The Department of Mathematics, Applied Mathematics and Statistics at Case Western Reserve University is an active center for mathematical and statistical research. Faculty members conduct research in algebra, analysis, applied mathematics, asymptotic statistics, Bayesian statistics, convexity, dynamical systems, geometry, imaging, inverse problems, life sciences applications, mathematical biology, modeling, numerical analysis, probability, scientific computing, spatial statistics, stochastic systems and other areas.
The department offers a variety of programs leading to both undergraduate and graduate degrees in traditional and applied mathematics and statistics. Undergraduate degrees are Bachelor of Arts or Bachelor of Science in mathematics, Bachelor of Science in applied mathematics, and Bachelor of Arts or Bachelor of Science in statistics. Together with the Department of Physics, it offers a specialized joint Bachelor of Science in Mathematics and Physics. Graduate degrees are Master of Science in Mathematics, Applied Mathematics, or Statistics, and Doctor of Philosophy in Mathematics or Applied Mathematics. The Integrated BS/MS program allows a student to earn a Bachelor of Science in either Mathematics, Applied Mathematics, or Statistics and a Master’s degree from the department or another department in five years. The department, in cooperation with the college’s teacher licensure program and John Carroll University, offers a program for individuals interested in pre-college teaching.
Professor Daniela Calvetti will speak at the Mid-Atlantic Numerical Analysis Conference on November 15, 2019. This one-day Conference is being held at Temple University in Philadelphia, Pennsylvania. Dr. Calvetti’s talk is titled “The Unreasonable Effectiveness of Numerical Linear Algebra in Bayesian Inverse Problems.”
Dr. Alethea Barbaro was recently featured on the SIAM publication’s homepage, for a recent joint article with researchers, Björn Birnir and Sam Subbey. The article, titled “The Capelin: Key to Predicting Global Warming Effects on Arctic Environments,” focuses on the capelin, a small fish that lives in Arctic and subarctic waters. Their primary research focuses on simulating and predicting the migration routes and life cycles of three of the several stocks of capelin worldwide.
Dr. Gurarie’s article, “Improving public health control of schistosomiasis with a modified WHO strategy: a model-based comparison study”, was recently featured in the Lancet Global Health Journal.
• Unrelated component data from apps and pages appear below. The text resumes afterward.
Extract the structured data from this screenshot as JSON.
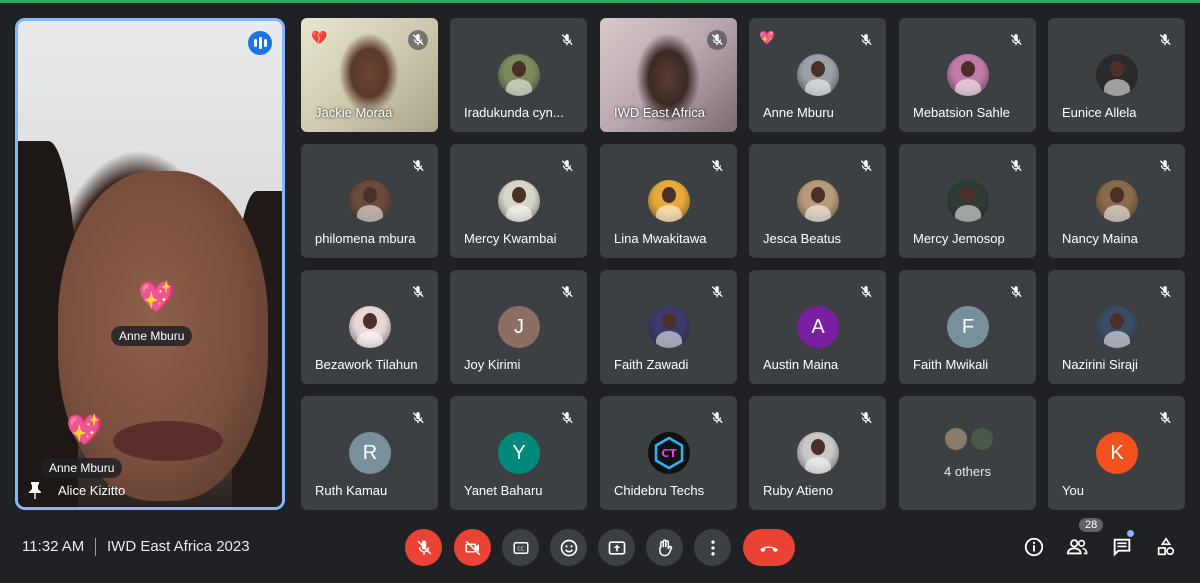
{
  "featured": {
    "name": "Alice Kizitto",
    "reactions": [
      {
        "emoji": "💖",
        "label": "Anne Mburu"
      },
      {
        "emoji": "💖",
        "label": "Anne Mburu"
      }
    ]
  },
  "participants": [
    {
      "name": "Jackie Moraa",
      "kind": "video",
      "heart": "💔"
    },
    {
      "name": "Iradukunda cyn...",
      "kind": "photo",
      "color": "#7a8a5a"
    },
    {
      "name": "IWD East Africa",
      "kind": "video"
    },
    {
      "name": "Anne Mburu",
      "kind": "photo",
      "color": "#9aa0a6",
      "heart": "💖"
    },
    {
      "name": "Mebatsion Sahle",
      "kind": "photo",
      "color": "#c27aa6"
    },
    {
      "name": "Eunice Allela",
      "kind": "photo",
      "color": "#2b2b2b"
    },
    {
      "name": "philomena mbura",
      "kind": "photo",
      "color": "#6b4a3a"
    },
    {
      "name": "Mercy Kwambai",
      "kind": "photo",
      "color": "#d6d6c8"
    },
    {
      "name": "Lina Mwakitawa",
      "kind": "photo",
      "color": "#e6a93a"
    },
    {
      "name": "Jesca Beatus",
      "kind": "photo",
      "color": "#b59b7a"
    },
    {
      "name": "Mercy Jemosop",
      "kind": "photo",
      "color": "#2e3b33"
    },
    {
      "name": "Nancy Maina",
      "kind": "photo",
      "color": "#8a6a4a"
    },
    {
      "name": "Bezawork Tilahun",
      "kind": "photo",
      "color": "#e9d7d5"
    },
    {
      "name": "Joy Kirimi",
      "kind": "letter",
      "letter": "J",
      "color": "#8d6e63"
    },
    {
      "name": "Faith Zawadi",
      "kind": "photo",
      "color": "#3b3a6a"
    },
    {
      "name": "Austin Maina",
      "kind": "letter",
      "letter": "A",
      "color": "#7b1fa2"
    },
    {
      "name": "Faith Mwikali",
      "kind": "letter",
      "letter": "F",
      "color": "#78909c"
    },
    {
      "name": "Nazirini Siraji",
      "kind": "photo",
      "color": "#3a4d63"
    },
    {
      "name": "Ruth Kamau",
      "kind": "letter",
      "letter": "R",
      "color": "#78909c"
    },
    {
      "name": "Yanet Baharu",
      "kind": "letter",
      "letter": "Y",
      "color": "#00897b"
    },
    {
      "name": "Chidebru Techs",
      "kind": "logo",
      "color": "#111"
    },
    {
      "name": "Ruby Atieno",
      "kind": "photo",
      "color": "#c8c8c8"
    },
    {
      "name": "",
      "kind": "others",
      "label": "4 others"
    },
    {
      "name": "You",
      "kind": "letter",
      "letter": "K",
      "color": "#f4511e"
    }
  ],
  "bottom_bar": {
    "time": "11:32 AM",
    "meeting_title": "IWD East Africa 2023",
    "people_count": "28"
  },
  "icons": {
    "mic": "mic-off-icon",
    "camera": "videocam-off-icon",
    "captions": "closed-caption-icon",
    "emoji": "emoji-icon",
    "present": "present-screen-icon",
    "hand": "raise-hand-icon",
    "more": "more-vert-icon",
    "hangup": "call-end-icon",
    "info": "info-icon",
    "people": "people-icon",
    "chat": "chat-icon",
    "activities": "activities-icon"
  },
  "colors": {
    "background": "#202124",
    "tile": "#3c4043",
    "danger": "#ea4335",
    "accent": "#8ab4f8"
  }
}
The article is in collaboration with Charles King, MD, Nathan C Lo, MD, Xuwei Zhu, and Emily Y Li.
Two CWRU mathematicians muse about why the Democrats may have trouble picking a 2020 presidential candidate
Alexander Strang, a PhD candidate in mathematics, and Dr. Peter Thomas, professor of mathematics, wrote about how math can provide insight into how the race for the Democratic nominee for president could play out. Check out the full article here. The interview is also available as a podcast through npr.
Upcoming Talks and Presentations
MAMS Fall 2019 Tutoring Schedule
Monday: 2:30PM – 5:00PM | Yost 343
Tuesday: 11:00AM – 1:30PM | Yost 247
Wednesday: 2:30PM – 5:00PM | Yost 343
Thursday: 11:00AM – 1:30PM | Yost 247
Monday: 1:00PM – 3:30PM | Yost 247
Tuesday: 11:30AM – 2:00PM | Yost 343
Wednesday: 1:00PM – 3:30PM | Yost 247
Thursday: 11:30AM – 2:00PM | Yost 343
Monday: 11:00AM – 1:30PM | Yost 343
Tuesday: 2:30PM – 5:00PM | Yost 247
Wednesday: 11:00AM – 1:30PM | Yost 343
Thursday: 2:30PM – 5:00PM |Yost 247
MAMS Colloquium Series: Ulises Fidalgo, Lecturer (CWRU, Department of Mathematics, Applied Mathematics and Statistics)
Friday, December 6, 2019 | 3:15pm | Yost 306
Title: Simultaneous Rational Approximation
*Light refreshments will be served prior to the talk.